• Task item:
The answer must reproduce every record exactly, with all pictures omitted.
[Supplied data Boundary: Start]
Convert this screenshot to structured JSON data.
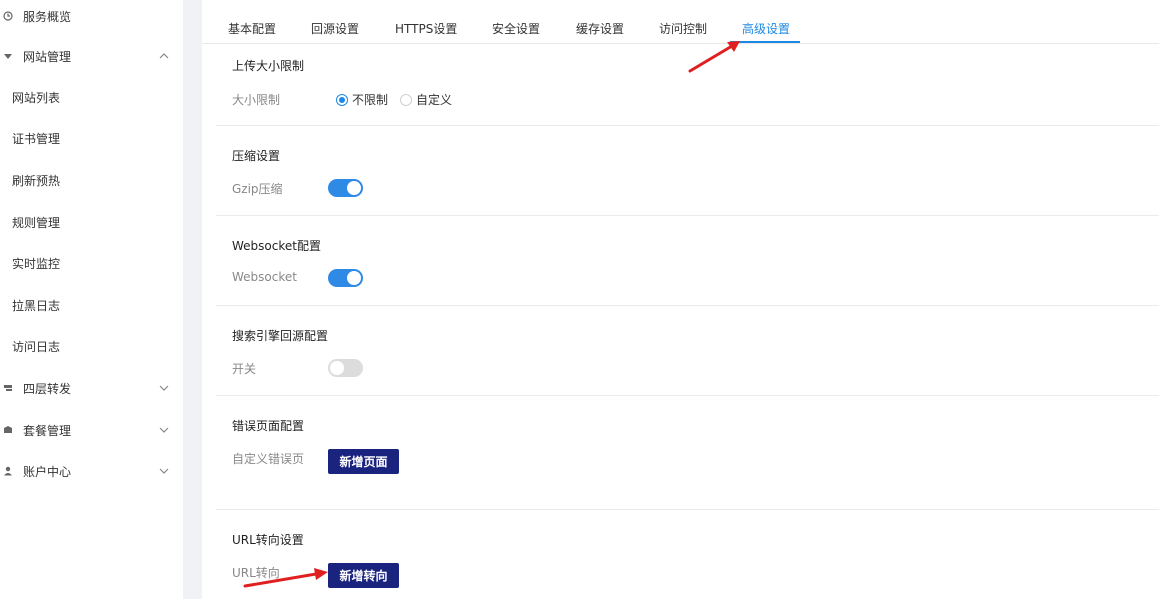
{
  "sidebar": {
    "items": [
      {
        "label": "服务概览",
        "icon": "clock-icon",
        "chevron": ""
      },
      {
        "label": "网站管理",
        "icon": "globe-icon",
        "chevron": "^"
      },
      {
        "label": "四层转发",
        "icon": "forward-icon",
        "chevron": "⌄"
      },
      {
        "label": "套餐管理",
        "icon": "package-icon",
        "chevron": "⌄"
      },
      {
        "label": "账户中心",
        "icon": "user-icon",
        "chevron": "⌄"
      }
    ],
    "sub_items": [
      {
        "label": "网站列表"
      },
      {
        "label": "证书管理"
      },
      {
        "label": "刷新预热"
      },
      {
        "label": "规则管理"
      },
      {
        "label": "实时监控"
      },
      {
        "label": "拉黑日志"
      },
      {
        "label": "访问日志"
      }
    ]
  },
  "tabs": [
    {
      "label": "基本配置"
    },
    {
      "label": "回源设置"
    },
    {
      "label": "HTTPS设置"
    },
    {
      "label": "安全设置"
    },
    {
      "label": "缓存设置"
    },
    {
      "label": "访问控制"
    },
    {
      "label": "高级设置"
    }
  ],
  "sections": {
    "upload": {
      "title": "上传大小限制",
      "label": "大小限制",
      "options": [
        "不限制",
        "自定义"
      ],
      "selected": "不限制"
    },
    "gzip": {
      "title": "压缩设置",
      "label": "Gzip压缩",
      "enabled": true
    },
    "websocket": {
      "title": "Websocket配置",
      "label": "Websocket",
      "enabled": true
    },
    "seo": {
      "title": "搜索引擎回源配置",
      "label": "开关",
      "enabled": false
    },
    "error_page": {
      "title": "错误页面配置",
      "label": "自定义错误页",
      "button": "新增页面"
    },
    "url_redirect": {
      "title": "URL转向设置",
      "label": "URL转向",
      "button": "新增转向"
    }
  },
  "colors": {
    "accent": "#1e88e5",
    "button": "#1a237e",
    "arrow": "#e02020"
  }
}
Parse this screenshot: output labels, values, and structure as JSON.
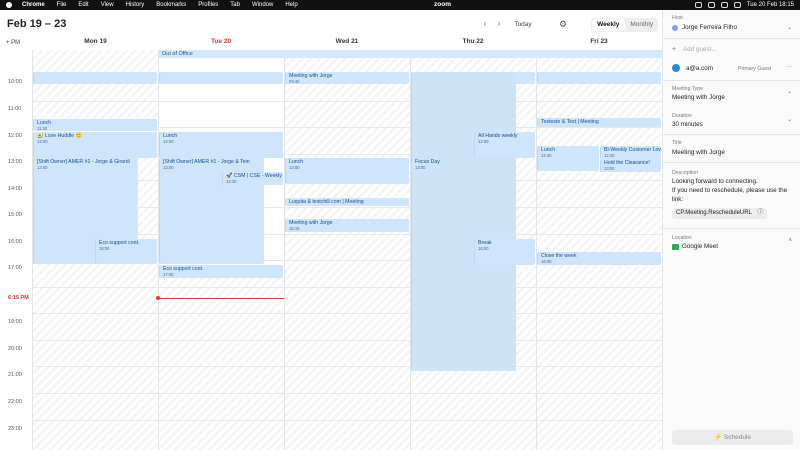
{
  "menubar": {
    "items": [
      "Chrome",
      "File",
      "Edit",
      "View",
      "History",
      "Bookmarks",
      "Profiles",
      "Tab",
      "Window",
      "Help"
    ],
    "center_app": "zoom",
    "clock": "Tue 20 Feb 18:15"
  },
  "header": {
    "range": "Feb 19 – 23",
    "prev": "‹",
    "next": "›",
    "today": "Today",
    "views": [
      "Weekly",
      "Monthly"
    ],
    "active_view": "Weekly"
  },
  "calendar": {
    "timezone": "+ PM",
    "days": [
      "Mon 19",
      "Tue 20",
      "Wed 21",
      "Thu 22",
      "Fri 23"
    ],
    "today_index": 1,
    "hours": [
      "10:00",
      "11:00",
      "12:00",
      "13:00",
      "14:00",
      "15:00",
      "16:00",
      "17:00",
      "18:00",
      "19:00",
      "20:00",
      "21:00",
      "22:00",
      "23:00"
    ],
    "now_label": "6:15 PM",
    "allday": "Out of Office",
    "events": [
      {
        "title": "Lunch",
        "sub": "11:30"
      },
      {
        "title": "🥑 Love Huddle 🙂",
        "sub": "12:00"
      },
      {
        "title": "[Shift Owner] AMER #1 - Jorge & Girardi",
        "sub": "13:00"
      },
      {
        "title": "Eco support cont.",
        "sub": "16:00"
      },
      {
        "title": "Lunch",
        "sub": "12:00"
      },
      {
        "title": "[Shift Owner] AMER #1 - Jorge & Tein",
        "sub": "13:00"
      },
      {
        "title": "🚀 CSM | CSE - Weekly T",
        "sub": "13:30"
      },
      {
        "title": "Eco support cont.",
        "sub": "17:00"
      },
      {
        "title": "Meeting with Jorge",
        "sub": "09:45"
      },
      {
        "title": "Lunch",
        "sub": "13:00"
      },
      {
        "title": "Luquita & testchili.com | Meeting",
        "sub": ""
      },
      {
        "title": "Meeting with Jorge",
        "sub": "15:15"
      },
      {
        "title": "Focus Day",
        "sub": "13:00"
      },
      {
        "title": "All Hands weekly",
        "sub": "12:00"
      },
      {
        "title": "Break",
        "sub": "16:00"
      },
      {
        "title": "Testeste & Test | Meeting",
        "sub": ""
      },
      {
        "title": "Lunch",
        "sub": "12:30"
      },
      {
        "title": "Bi-Weekly Customer Lov",
        "sub": "12:30"
      },
      {
        "title": "Hold the Clearance!",
        "sub": "13:00"
      },
      {
        "title": "Close the week",
        "sub": "16:30"
      }
    ]
  },
  "panel": {
    "host_label": "Host",
    "host_name": "Jorge Ferreira Filho",
    "add_guest_placeholder": "Add guest...",
    "guest_email": "a@a.com",
    "guest_role": "Primary Guest",
    "meeting_type_label": "Meeting Type",
    "meeting_type_value": "Meeting with Jorge",
    "duration_label": "Duration",
    "duration_value": "30 minutes",
    "title_label": "Title",
    "title_value": "Meeting with Jorge",
    "description_label": "Description",
    "description_line1": "Looking forward to connecting.",
    "description_line2": "If you need to reschedule, please use the",
    "description_line3": "link:",
    "reschedule_chip": "CP.Meeting.RescheduleURL",
    "location_label": "Location",
    "location_value": "Google Meet",
    "schedule_button": "Schedule"
  }
}
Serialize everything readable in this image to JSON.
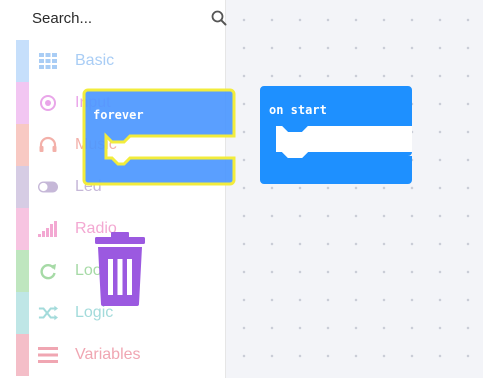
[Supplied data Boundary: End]
• Solved problem:
Convert this screenshot to structured JSON data.
{
  "sidebar": {
    "items": [
      {
        "label": "服务概览",
        "icon": "clock-icon",
        "chevron": ""
      },
      {
        "label": "网站管理",
        "icon": "globe-icon",
        "chevron": "^"
      },
      {
        "label": "四层转发",
        "icon": "forward-icon",
        "chevron": "⌄"
      },
      {
        "label": "套餐管理",
        "icon": "package-icon",
        "chevron": "⌄"
      },
      {
        "label": "账户中心",
        "icon": "user-icon",
        "chevron": "⌄"
      }
    ],
    "sub_items": [
      {
        "label": "网站列表"
      },
      {
        "label": "证书管理"
      },
      {
        "label": "刷新预热"
      },
      {
        "label": "规则管理"
      },
      {
        "label": "实时监控"
      },
      {
        "label": "拉黑日志"
      },
      {
        "label": "访问日志"
      }
    ]
  },
  "tabs": [
    {
      "label": "基本配置"
    },
    {
      "label": "回源设置"
    },
    {
      "label": "HTTPS设置"
    },
    {
      "label": "安全设置"
    },
    {
      "label": "缓存设置"
    },
    {
      "label": "访问控制"
    },
    {
      "label": "高级设置"
    }
  ],
  "sections": {
    "upload": {
      "title": "上传大小限制",
      "label": "大小限制",
      "options": [
        "不限制",
        "自定义"
      ],
      "selected": "不限制"
    },
    "gzip": {
      "title": "压缩设置",
      "label": "Gzip压缩",
      "enabled": true
    },
    "websocket": {
      "title": "Websocket配置",
      "label": "Websocket",
      "enabled": true
    },
    "seo": {
      "title": "搜索引擎回源配置",
      "label": "开关",
      "enabled": false
    },
    "error_page": {
      "title": "错误页面配置",
      "label": "自定义错误页",
      "button": "新增页面"
    },
    "url_redirect": {
      "title": "URL转向设置",
      "label": "URL转向",
      "button": "新增转向"
    }
  },
  "colors": {
    "accent": "#1e88e5",
    "button": "#1a237e",
    "arrow": "#e02020"
  }
}
Parse this screenshot: output labels, values, and structure as JSON.
{
  "menubar": {
    "items": [
      "Chrome",
      "File",
      "Edit",
      "View",
      "History",
      "Bookmarks",
      "Profiles",
      "Tab",
      "Window",
      "Help"
    ],
    "center_app": "zoom",
    "clock": "Tue 20 Feb 18:15"
  },
  "header": {
    "range": "Feb 19 – 23",
    "prev": "‹",
    "next": "›",
    "today": "Today",
    "views": [
      "Weekly",
      "Monthly"
    ],
    "active_view": "Weekly"
  },
  "calendar": {
    "timezone": "+ PM",
    "days": [
      "Mon 19",
      "Tue 20",
      "Wed 21",
      "Thu 22",
      "Fri 23"
    ],
    "today_index": 1,
    "hours": [
      "10:00",
      "11:00",
      "12:00",
      "13:00",
      "14:00",
      "15:00",
      "16:00",
      "17:00",
      "18:00",
      "19:00",
      "20:00",
      "21:00",
      "22:00",
      "23:00"
    ],
    "now_label": "6:15 PM",
    "allday": "Out of Office",
    "events": [
      {
        "title": "Lunch",
        "sub": "11:30"
      },
      {
        "title": "🥑 Love Huddle 🙂",
        "sub": "12:00"
      },
      {
        "title": "[Shift Owner] AMER #1 - Jorge & Girardi",
        "sub": "13:00"
      },
      {
        "title": "Eco support cont.",
        "sub": "16:00"
      },
      {
        "title": "Lunch",
        "sub": "12:00"
      },
      {
        "title": "[Shift Owner] AMER #1 - Jorge & Tein",
        "sub": "13:00"
      },
      {
        "title": "🚀 CSM | CSE - Weekly T",
        "sub": "13:30"
      },
      {
        "title": "Eco support cont.",
        "sub": "17:00"
      },
      {
        "title": "Meeting with Jorge",
        "sub": "09:45"
      },
      {
        "title": "Lunch",
        "sub": "13:00"
      },
      {
        "title": "Luquita & testchili.com | Meeting",
        "sub": ""
      },
      {
        "title": "Meeting with Jorge",
        "sub": "15:15"
      },
      {
        "title": "Focus Day",
        "sub": "13:00"
      },
      {
        "title": "All Hands weekly",
        "sub": "12:00"
      },
      {
        "title": "Break",
        "sub": "16:00"
      },
      {
        "title": "Testeste & Test | Meeting",
        "sub": ""
      },
      {
        "title": "Lunch",
        "sub": "12:30"
      },
      {
        "title": "Bi-Weekly Customer Lov",
        "sub": "12:30"
      },
      {
        "title": "Hold the Clearance!",
        "sub": "13:00"
      },
      {
        "title": "Close the week",
        "sub": "16:30"
      }
    ]
  },
  "panel": {
    "host_label": "Host",
    "host_name": "Jorge Ferreira Filho",
    "add_guest_placeholder": "Add guest...",
    "guest_email": "a@a.com",
    "guest_role": "Primary Guest",
    "meeting_type_label": "Meeting Type",
    "meeting_type_value": "Meeting with Jorge",
    "duration_label": "Duration",
    "duration_value": "30 minutes",
    "title_label": "Title",
    "title_value": "Meeting with Jorge",
    "description_label": "Description",
    "description_line1": "Looking forward to connecting.",
    "description_line2": "If you need to reschedule, please use the",
    "description_line3": "link:",
    "reschedule_chip": "CP.Meeting.RescheduleURL",
    "location_label": "Location",
    "location_value": "Google Meet",
    "schedule_button": "Schedule"
  }
}
Serialize everything readable in this image to JSON.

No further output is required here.